### Records for the exercise
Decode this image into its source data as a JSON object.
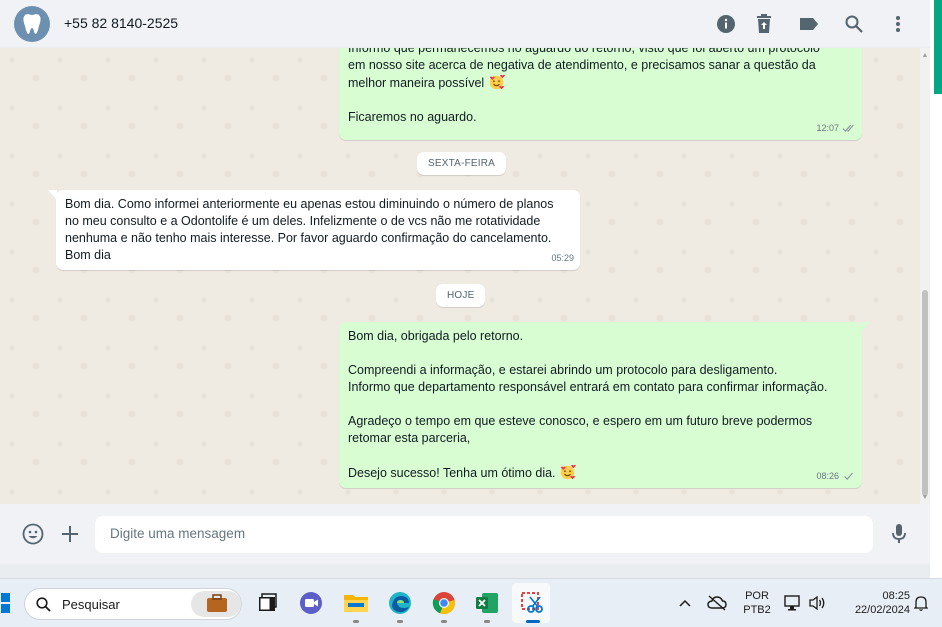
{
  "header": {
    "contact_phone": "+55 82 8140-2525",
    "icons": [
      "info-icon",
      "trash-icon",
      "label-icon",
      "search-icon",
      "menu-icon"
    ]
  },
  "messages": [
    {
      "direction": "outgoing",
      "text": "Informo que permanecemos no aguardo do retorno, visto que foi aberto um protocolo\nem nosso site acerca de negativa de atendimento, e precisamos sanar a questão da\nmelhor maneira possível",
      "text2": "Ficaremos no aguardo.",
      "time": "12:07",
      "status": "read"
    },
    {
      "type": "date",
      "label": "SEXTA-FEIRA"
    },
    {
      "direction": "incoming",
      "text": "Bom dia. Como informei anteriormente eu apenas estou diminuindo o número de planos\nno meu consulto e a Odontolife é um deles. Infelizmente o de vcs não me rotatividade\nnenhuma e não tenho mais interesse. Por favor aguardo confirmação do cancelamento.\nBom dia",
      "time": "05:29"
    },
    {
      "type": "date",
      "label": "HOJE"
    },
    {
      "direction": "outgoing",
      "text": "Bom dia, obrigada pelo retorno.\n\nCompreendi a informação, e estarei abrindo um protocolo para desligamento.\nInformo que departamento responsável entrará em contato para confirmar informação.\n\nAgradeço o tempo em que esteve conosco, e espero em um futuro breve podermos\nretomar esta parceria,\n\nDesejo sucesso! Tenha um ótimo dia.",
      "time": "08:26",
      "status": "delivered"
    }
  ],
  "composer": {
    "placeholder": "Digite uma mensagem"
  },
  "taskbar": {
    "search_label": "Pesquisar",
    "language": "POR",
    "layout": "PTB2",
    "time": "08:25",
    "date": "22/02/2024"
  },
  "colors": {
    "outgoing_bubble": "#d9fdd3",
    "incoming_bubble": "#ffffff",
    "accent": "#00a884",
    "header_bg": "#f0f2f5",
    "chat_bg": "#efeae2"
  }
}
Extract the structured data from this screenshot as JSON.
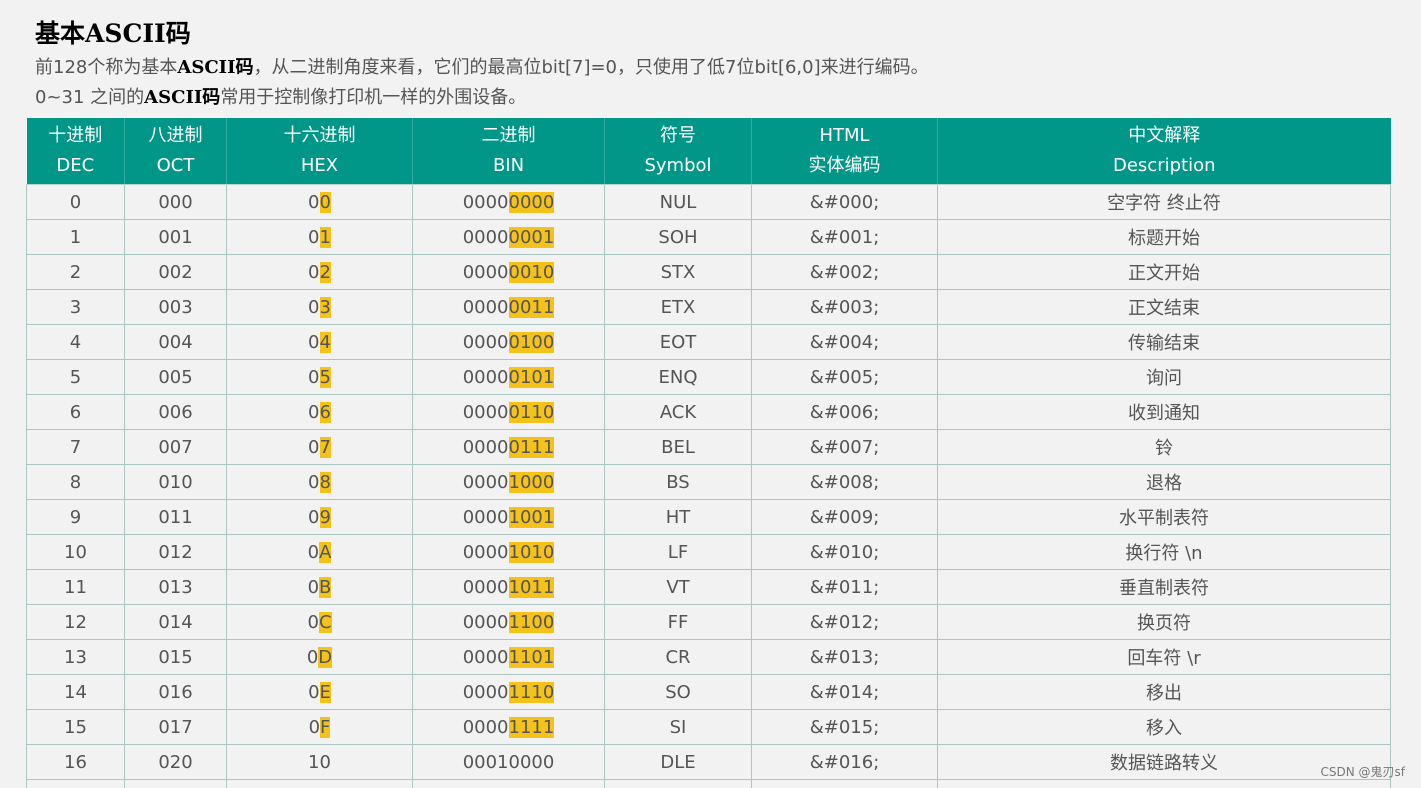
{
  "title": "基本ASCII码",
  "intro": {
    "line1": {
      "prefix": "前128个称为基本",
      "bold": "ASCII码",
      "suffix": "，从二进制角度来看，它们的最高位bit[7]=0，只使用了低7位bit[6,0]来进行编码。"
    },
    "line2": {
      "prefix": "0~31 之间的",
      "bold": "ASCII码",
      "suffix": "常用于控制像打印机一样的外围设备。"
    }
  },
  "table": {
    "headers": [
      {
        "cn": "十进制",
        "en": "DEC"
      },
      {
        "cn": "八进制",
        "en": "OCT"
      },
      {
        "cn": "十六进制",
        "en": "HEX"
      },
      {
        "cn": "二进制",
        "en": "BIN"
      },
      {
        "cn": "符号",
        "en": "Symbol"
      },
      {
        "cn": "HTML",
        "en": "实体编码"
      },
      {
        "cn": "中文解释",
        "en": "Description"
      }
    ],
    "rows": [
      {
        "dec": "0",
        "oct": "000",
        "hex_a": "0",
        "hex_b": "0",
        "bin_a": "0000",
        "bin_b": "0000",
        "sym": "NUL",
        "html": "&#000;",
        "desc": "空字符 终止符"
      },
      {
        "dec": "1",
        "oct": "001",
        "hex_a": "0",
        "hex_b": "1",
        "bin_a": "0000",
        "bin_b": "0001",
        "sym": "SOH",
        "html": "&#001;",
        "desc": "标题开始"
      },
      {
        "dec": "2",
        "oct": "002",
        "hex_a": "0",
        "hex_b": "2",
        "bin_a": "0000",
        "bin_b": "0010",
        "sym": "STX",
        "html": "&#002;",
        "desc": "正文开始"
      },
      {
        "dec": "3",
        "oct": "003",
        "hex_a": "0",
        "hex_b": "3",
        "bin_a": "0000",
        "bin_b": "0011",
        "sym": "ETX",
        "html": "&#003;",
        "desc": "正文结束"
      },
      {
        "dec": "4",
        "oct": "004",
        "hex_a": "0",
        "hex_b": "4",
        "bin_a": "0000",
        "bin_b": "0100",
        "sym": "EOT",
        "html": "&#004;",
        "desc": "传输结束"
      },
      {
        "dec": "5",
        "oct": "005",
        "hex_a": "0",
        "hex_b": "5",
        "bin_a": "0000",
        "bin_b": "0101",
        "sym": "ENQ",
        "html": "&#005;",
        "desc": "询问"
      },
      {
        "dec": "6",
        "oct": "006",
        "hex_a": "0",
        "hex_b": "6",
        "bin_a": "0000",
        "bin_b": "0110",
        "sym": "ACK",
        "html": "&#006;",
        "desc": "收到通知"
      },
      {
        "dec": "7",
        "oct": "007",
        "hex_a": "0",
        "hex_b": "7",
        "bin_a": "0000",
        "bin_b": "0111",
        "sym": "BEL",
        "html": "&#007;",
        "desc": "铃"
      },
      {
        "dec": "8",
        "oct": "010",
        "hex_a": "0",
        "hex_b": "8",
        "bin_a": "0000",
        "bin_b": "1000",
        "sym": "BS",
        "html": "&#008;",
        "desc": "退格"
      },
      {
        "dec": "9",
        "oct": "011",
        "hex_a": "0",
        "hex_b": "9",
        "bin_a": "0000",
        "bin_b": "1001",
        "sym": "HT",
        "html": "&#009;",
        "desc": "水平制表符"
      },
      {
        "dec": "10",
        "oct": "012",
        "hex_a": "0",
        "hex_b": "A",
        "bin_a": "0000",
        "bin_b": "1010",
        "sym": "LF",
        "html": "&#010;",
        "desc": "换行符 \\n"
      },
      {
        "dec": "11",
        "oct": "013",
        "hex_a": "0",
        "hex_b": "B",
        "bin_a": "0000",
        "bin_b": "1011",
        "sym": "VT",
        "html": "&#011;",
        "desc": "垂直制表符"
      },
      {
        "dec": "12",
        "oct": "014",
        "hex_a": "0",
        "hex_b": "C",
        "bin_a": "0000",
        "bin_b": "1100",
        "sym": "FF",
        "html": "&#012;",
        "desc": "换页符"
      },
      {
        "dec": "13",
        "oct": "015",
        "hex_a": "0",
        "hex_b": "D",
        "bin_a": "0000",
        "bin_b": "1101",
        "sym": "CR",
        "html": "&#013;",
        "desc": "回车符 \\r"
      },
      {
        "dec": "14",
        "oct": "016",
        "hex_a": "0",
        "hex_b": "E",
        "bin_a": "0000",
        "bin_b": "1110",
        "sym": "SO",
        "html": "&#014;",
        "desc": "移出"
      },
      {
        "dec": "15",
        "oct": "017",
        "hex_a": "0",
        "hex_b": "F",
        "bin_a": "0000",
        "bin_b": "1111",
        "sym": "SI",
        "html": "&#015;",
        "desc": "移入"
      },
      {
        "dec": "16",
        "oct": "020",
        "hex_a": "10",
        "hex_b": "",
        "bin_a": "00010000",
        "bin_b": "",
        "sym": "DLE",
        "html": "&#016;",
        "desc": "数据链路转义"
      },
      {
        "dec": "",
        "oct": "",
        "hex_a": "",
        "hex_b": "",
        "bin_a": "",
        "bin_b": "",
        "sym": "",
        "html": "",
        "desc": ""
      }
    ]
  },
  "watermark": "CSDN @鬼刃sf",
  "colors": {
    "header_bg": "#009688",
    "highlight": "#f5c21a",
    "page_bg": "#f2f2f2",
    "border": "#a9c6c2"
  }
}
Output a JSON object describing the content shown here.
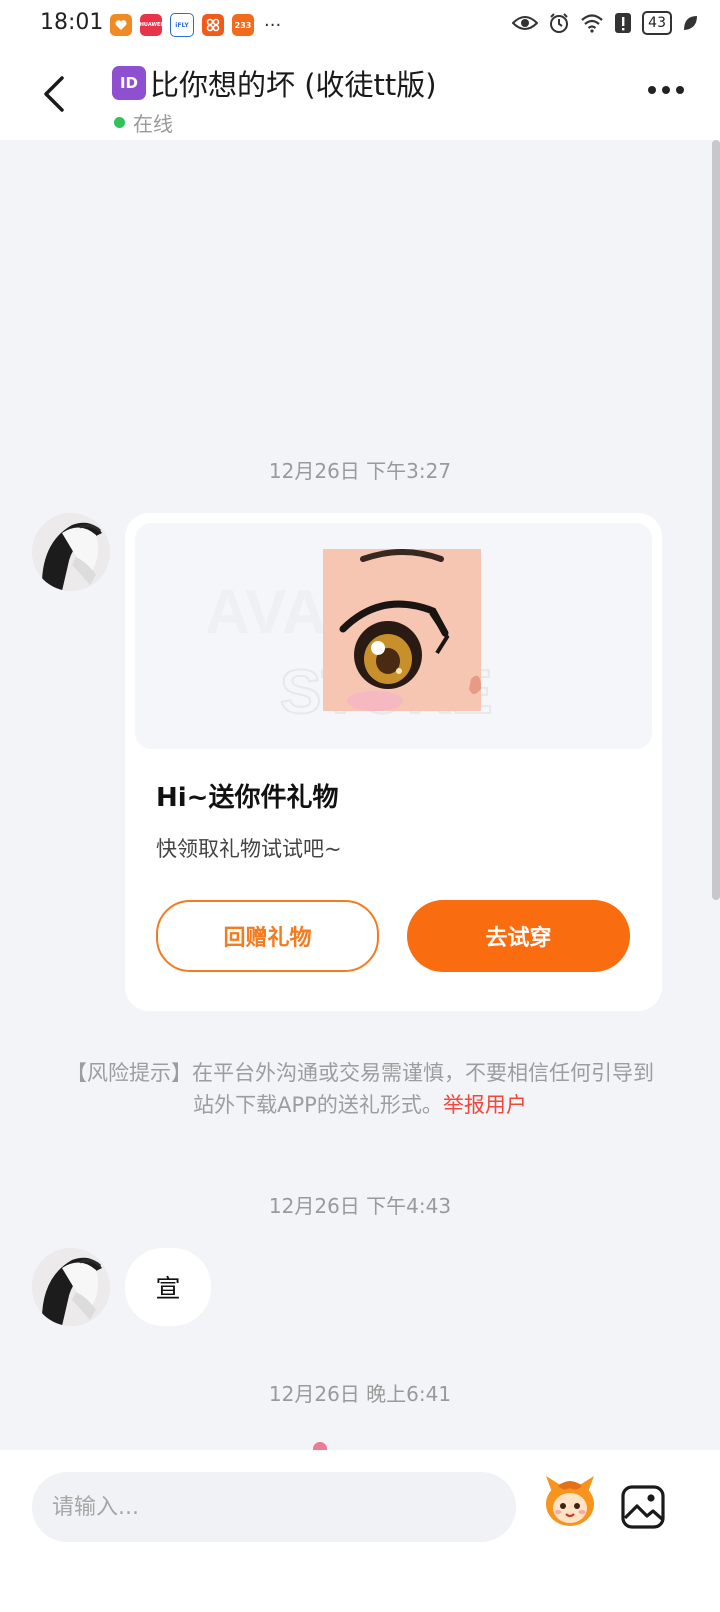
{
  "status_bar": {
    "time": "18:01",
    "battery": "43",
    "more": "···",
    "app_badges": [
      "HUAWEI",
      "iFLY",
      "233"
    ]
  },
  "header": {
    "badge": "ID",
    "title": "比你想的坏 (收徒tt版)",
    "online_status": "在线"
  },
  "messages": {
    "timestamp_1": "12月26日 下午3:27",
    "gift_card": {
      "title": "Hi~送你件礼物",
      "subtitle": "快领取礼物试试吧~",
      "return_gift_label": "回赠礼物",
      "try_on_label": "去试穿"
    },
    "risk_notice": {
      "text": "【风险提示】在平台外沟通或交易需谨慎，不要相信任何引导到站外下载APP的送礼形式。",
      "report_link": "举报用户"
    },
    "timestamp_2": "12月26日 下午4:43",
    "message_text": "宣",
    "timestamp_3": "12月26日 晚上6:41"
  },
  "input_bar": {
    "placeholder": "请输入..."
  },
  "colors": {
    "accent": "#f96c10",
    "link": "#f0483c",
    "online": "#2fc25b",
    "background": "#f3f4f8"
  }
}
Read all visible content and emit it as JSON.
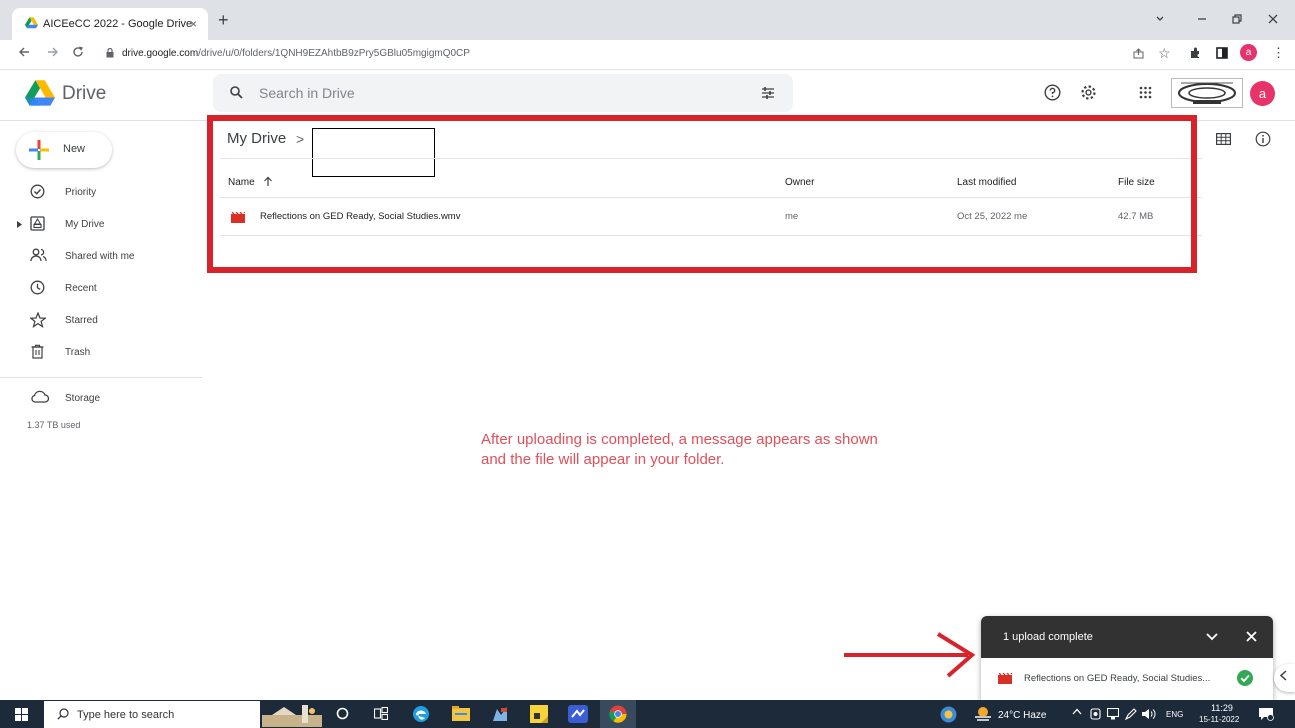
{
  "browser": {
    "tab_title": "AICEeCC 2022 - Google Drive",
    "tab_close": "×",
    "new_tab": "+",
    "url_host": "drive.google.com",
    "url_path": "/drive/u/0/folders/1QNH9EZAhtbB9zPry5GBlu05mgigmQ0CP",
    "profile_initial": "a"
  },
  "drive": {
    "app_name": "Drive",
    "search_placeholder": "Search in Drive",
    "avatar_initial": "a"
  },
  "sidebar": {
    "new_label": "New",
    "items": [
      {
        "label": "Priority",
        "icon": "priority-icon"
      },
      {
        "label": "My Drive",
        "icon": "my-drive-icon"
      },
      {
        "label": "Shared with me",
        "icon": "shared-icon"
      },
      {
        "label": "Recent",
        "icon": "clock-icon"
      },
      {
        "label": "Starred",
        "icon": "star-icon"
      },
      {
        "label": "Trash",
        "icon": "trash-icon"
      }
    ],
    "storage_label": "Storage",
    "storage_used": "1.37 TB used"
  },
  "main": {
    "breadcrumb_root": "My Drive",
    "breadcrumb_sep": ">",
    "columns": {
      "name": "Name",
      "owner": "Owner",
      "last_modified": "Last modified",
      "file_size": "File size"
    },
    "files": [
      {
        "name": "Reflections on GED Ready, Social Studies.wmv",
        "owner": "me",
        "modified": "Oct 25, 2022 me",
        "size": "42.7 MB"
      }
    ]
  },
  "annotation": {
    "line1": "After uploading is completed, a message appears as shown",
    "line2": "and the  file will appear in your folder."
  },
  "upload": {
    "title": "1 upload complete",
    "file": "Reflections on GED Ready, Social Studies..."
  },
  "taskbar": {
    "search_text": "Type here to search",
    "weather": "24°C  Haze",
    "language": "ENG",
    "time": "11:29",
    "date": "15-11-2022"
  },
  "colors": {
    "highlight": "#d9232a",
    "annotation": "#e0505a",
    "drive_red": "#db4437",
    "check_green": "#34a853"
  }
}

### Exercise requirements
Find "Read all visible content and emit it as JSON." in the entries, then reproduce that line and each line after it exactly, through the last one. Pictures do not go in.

### Answer box
Read all visible content and emit it as JSON.
{
  "browser": {
    "tab_title": "AICEeCC 2022 - Google Drive",
    "tab_close": "×",
    "new_tab": "+",
    "url_host": "drive.google.com",
    "url_path": "/drive/u/0/folders/1QNH9EZAhtbB9zPry5GBlu05mgigmQ0CP",
    "profile_initial": "a"
  },
  "drive": {
    "app_name": "Drive",
    "search_placeholder": "Search in Drive",
    "avatar_initial": "a"
  },
  "sidebar": {
    "new_label": "New",
    "items": [
      {
        "label": "Priority",
        "icon": "priority-icon"
      },
      {
        "label": "My Drive",
        "icon": "my-drive-icon"
      },
      {
        "label": "Shared with me",
        "icon": "shared-icon"
      },
      {
        "label": "Recent",
        "icon": "clock-icon"
      },
      {
        "label": "Starred",
        "icon": "star-icon"
      },
      {
        "label": "Trash",
        "icon": "trash-icon"
      }
    ],
    "storage_label": "Storage",
    "storage_used": "1.37 TB used"
  },
  "main": {
    "breadcrumb_root": "My Drive",
    "breadcrumb_sep": ">",
    "columns": {
      "name": "Name",
      "owner": "Owner",
      "last_modified": "Last modified",
      "file_size": "File size"
    },
    "files": [
      {
        "name": "Reflections on GED Ready, Social Studies.wmv",
        "owner": "me",
        "modified": "Oct 25, 2022 me",
        "size": "42.7 MB"
      }
    ]
  },
  "annotation": {
    "line1": "After uploading is completed, a message appears as shown",
    "line2": "and the  file will appear in your folder."
  },
  "upload": {
    "title": "1 upload complete",
    "file": "Reflections on GED Ready, Social Studies..."
  },
  "taskbar": {
    "search_text": "Type here to search",
    "weather": "24°C  Haze",
    "language": "ENG",
    "time": "11:29",
    "date": "15-11-2022"
  },
  "colors": {
    "highlight": "#d9232a",
    "annotation": "#e0505a",
    "drive_red": "#db4437",
    "check_green": "#34a853"
  }
}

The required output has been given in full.